Its founding affidavit states that it “has more than four years’ experience in sinking funds and manages third party assets in excess of R20-billion”.
Its bid document, annexed to the affidavit, lists sinking fund clients, including multibillion-rand blue chip, parastatal and municipal pension funds.
Had there been any bidders left but Regiments, this would have been the decisive round because the sole criteria were BEE compliance, accounting for 10 points, and price, accounting for 90.
Colourfield said in its affidavit that as a level one BEE contributor it would have scored full marks for the former and its price beat Regiments’ by a significant margin.
The adjudication report obtained by the M&G shows Regiments as expensive it quoted a basic fee of 0.25% of the total funds under management against the 0.23% average of bidders.
And arguably making Regiments the most expensive is that, almost uniquely among the bidders, it also charged an “outperformance” fee of 25% of performance above benchmark.
Regiments this week said price was not all that mattered: “A good fund manager can appear expensive in terms of fees, but when measured in the context of performance is often the cheapest.”
Clearly sensing the problem with it selecting perhaps the most expensive bidder in a tender to be decided mostly on price, the city’s executive adjudication committee approved the award to Regiments subject to a slight downwards negotiation of its price.
The final contract remains to be signed.
In response to the new allegations, Mokoko said on behalf of Tau this week that, because the latter had referred the matter to the public protector and integrity commissioner, “we do not want to pre-empt or prejudice these investigations or be seen trying to influence them through a media campaign.
The executive mayor has undertaken to co-operate with the investigations and shall also make himself available for questioning by these institutions.”
He said the city was defending Colourfield’s court application, but that no new contract had been concluded with Regiments pending the litigation.
Regiments this week denied a discrepancy between a track record not being a requirement in 2005 and it being key now.
“The active sinking fund strategy was novel, with no single asset manager having any experience.
In 2012, the concept is tried and tested with several clients in the market and a number of experienced sinking fund managers with varying track records.
The performance track record of Regiments Fund Managers is unparalleled. The facts speak for themselves.”
It also claimed the Colourfield court application contained “serious errors in fact and thus misrepresents the tender process.
Regiments Fund Managers will vigorously oppose the application. We are in the process of compiling our answering affidavit, which will lay bare all these errors by Colourfield.”
- Public protector Thuli Madonsela is to perform a preliminary investigation on the R1-billion Capitec empowerment deal, she has confirmed.
The probe follows a complaint by the Democratic Alliance after the M&G revealed how entities and individuals connected to the ruling party benefited handsomely from Coral Lagoon, the consortium that acquired shares in Capitec Bank in 2006 with the help of a R285-million loan from the Industrial Development Corporation and a Public Investment Corporation debt redemption deal this year.

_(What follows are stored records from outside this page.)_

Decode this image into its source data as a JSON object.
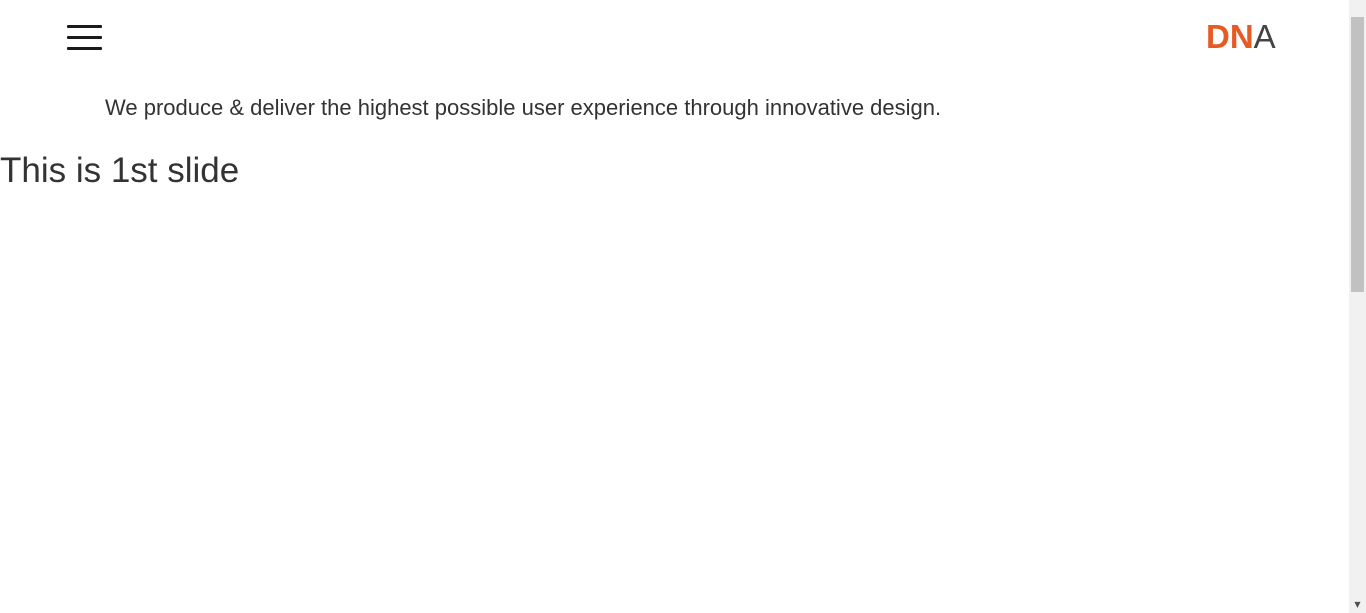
{
  "header": {
    "menu_icon": "hamburger-menu-icon",
    "logo": {
      "part_brand": "DN",
      "part_rest": "A",
      "brand_color": "#e85a24"
    }
  },
  "main": {
    "tagline": "We produce & deliver the highest possible user experience through innovative design.",
    "slide_title": "This is 1st slide"
  },
  "scrollbar": {
    "down_arrow_icon": "chevron-down-icon",
    "down_arrow_glyph": "▼"
  }
}
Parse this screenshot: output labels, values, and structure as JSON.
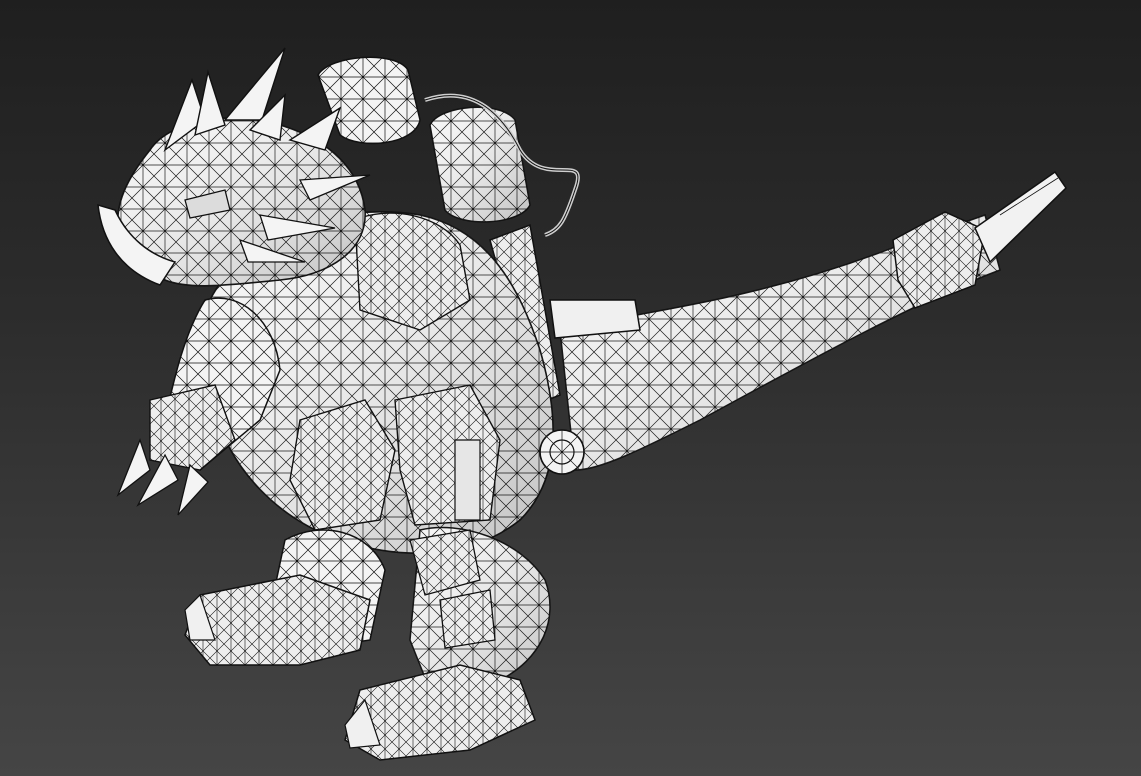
{
  "viewport": {
    "background_top": "#1f1f1f",
    "background_bottom": "#454545"
  },
  "model": {
    "subject": "mech-dinosaur-wireframe-icon",
    "surface_color": "#f4f4f4",
    "wire_color": "#111111",
    "shade_color": "#cfcfcf"
  }
}
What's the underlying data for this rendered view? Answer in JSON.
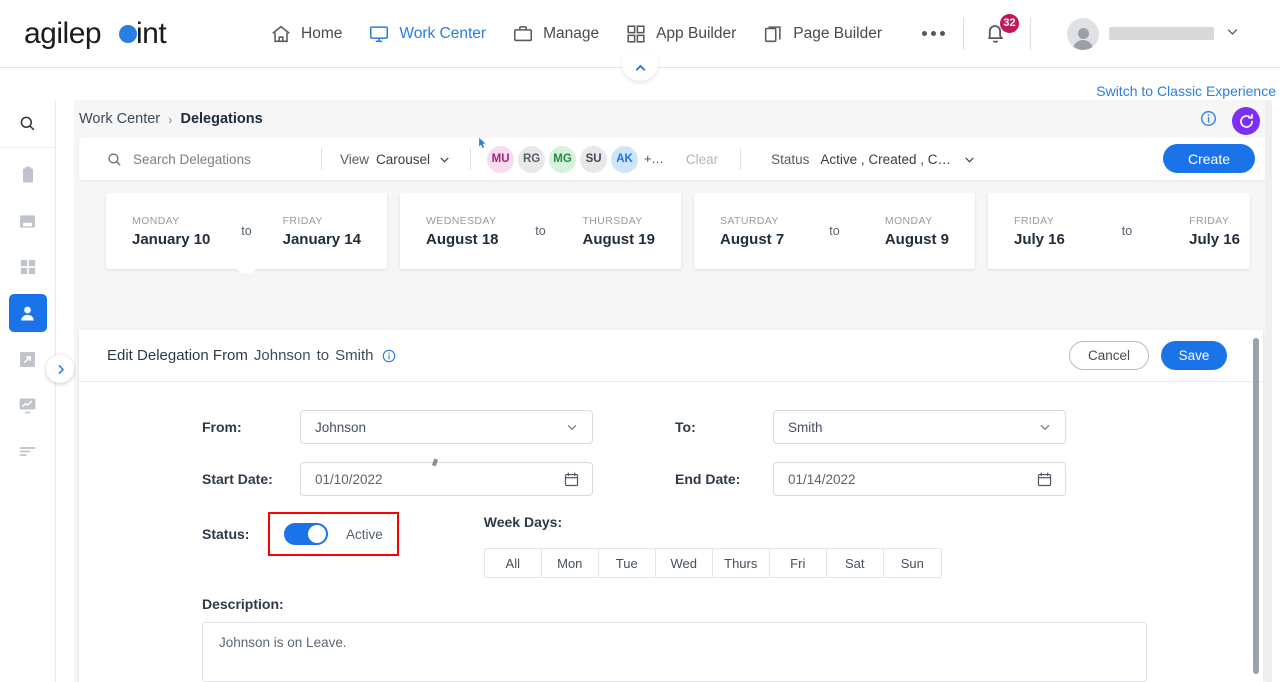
{
  "topnav": {
    "logo_text": "agilepoint",
    "items": [
      {
        "label": "Home",
        "icon": "home-icon",
        "active": false
      },
      {
        "label": "Work Center",
        "icon": "monitor-icon",
        "active": true
      },
      {
        "label": "Manage",
        "icon": "briefcase-icon",
        "active": false
      },
      {
        "label": "App Builder",
        "icon": "grid-icon",
        "active": false
      },
      {
        "label": "Page Builder",
        "icon": "pages-icon",
        "active": false
      }
    ],
    "more_label": "•••",
    "notification_count": "32",
    "user_name_masked": ""
  },
  "page": {
    "switch_classic_label": "Switch to Classic Experience"
  },
  "sidebar": {
    "items": [
      {
        "name": "search-icon"
      },
      {
        "name": "clipboard-icon"
      },
      {
        "name": "inbox-icon"
      },
      {
        "name": "apps-grid-icon"
      },
      {
        "name": "user-icon",
        "selected": true
      },
      {
        "name": "share-export-icon"
      },
      {
        "name": "reports-icon"
      },
      {
        "name": "list-icon"
      }
    ],
    "expand_label": "›"
  },
  "breadcrumb": {
    "root": "Work Center",
    "separator": "›",
    "current": "Delegations"
  },
  "toolbar": {
    "search_placeholder": "Search Delegations",
    "search_value": "",
    "view_label": "View",
    "view_value": "Carousel",
    "chips": [
      {
        "initials": "MU",
        "bg": "#f6dcec",
        "fg": "#a0247e"
      },
      {
        "initials": "RG",
        "bg": "#e8e8e8",
        "fg": "#55606c"
      },
      {
        "initials": "MG",
        "bg": "#d9f0dd",
        "fg": "#1e8e3e"
      },
      {
        "initials": "SU",
        "bg": "#e8e8e8",
        "fg": "#3f4a5a"
      },
      {
        "initials": "AK",
        "bg": "#cfe4fb",
        "fg": "#1a73e8"
      }
    ],
    "chip_more": "+…",
    "clear_label": "Clear",
    "status_label": "Status",
    "status_value": "Active , Created , C…",
    "create_label": "Create"
  },
  "carousel": {
    "to_label": "to",
    "cards": [
      {
        "start_dow": "MONDAY",
        "start_date": "January 10",
        "end_dow": "FRIDAY",
        "end_date": "January 14",
        "selected": true
      },
      {
        "start_dow": "WEDNESDAY",
        "start_date": "August 18",
        "end_dow": "THURSDAY",
        "end_date": "August 19",
        "selected": false
      },
      {
        "start_dow": "SATURDAY",
        "start_date": "August 7",
        "end_dow": "MONDAY",
        "end_date": "August 9",
        "selected": false
      },
      {
        "start_dow": "FRIDAY",
        "start_date": "July 16",
        "end_dow": "FRIDAY",
        "end_date": "July 16",
        "selected": false
      }
    ]
  },
  "detail": {
    "title_prefix": "Edit Delegation From",
    "title_from": "Johnson",
    "title_to_word": "to",
    "title_to": "Smith",
    "cancel_label": "Cancel",
    "save_label": "Save",
    "fields": {
      "from_label": "From:",
      "from_value": "Johnson",
      "to_label": "To:",
      "to_value": "Smith",
      "start_date_label": "Start Date:",
      "start_date_value": "01/10/2022",
      "end_date_label": "End Date:",
      "end_date_value": "01/14/2022",
      "status_label": "Status:",
      "status_toggle_state": "Active",
      "week_days_label": "Week Days:",
      "week_days": [
        "All",
        "Mon",
        "Tue",
        "Wed",
        "Thurs",
        "Fri",
        "Sat",
        "Sun"
      ],
      "description_label": "Description:",
      "description_value": "Johnson is on Leave."
    }
  },
  "colors": {
    "accent_blue": "#1a73e8",
    "link_blue": "#2a7de1",
    "refresh_purple": "#7b2ff7",
    "badge_pink": "#c2185b",
    "highlight_red": "#ff0000"
  }
}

Disclosure: Capitec Bank Holdings’ chairperson is the founder of the Millennium Trust, one of the funders of the M&G Centre for Investigative Journalism. A request for repeat funding is pending.
- See Regiments’ reply to our articles.
* Got a tip-off for us about this story? Email [email protected]
The subheading to this article incorrectly refers to evidence “about the deal awarded by Johannesburg in which the mayor’s wife scored”. This incorrectly conflated two deals: a tender awarded by the City of Johannesburg from which the mayor’s wife did not benefit, and an empowerment deal not involving the city but from which the mayor’s wife benefited. The M&G regrets the error.
The M&G Centre for Investigative Journalism, a non-profit initiative to develop investigative journalism in the public interest, produced this story. All views are ours. See www.amabhungane.co.za for all our stories, activities and sources of funding.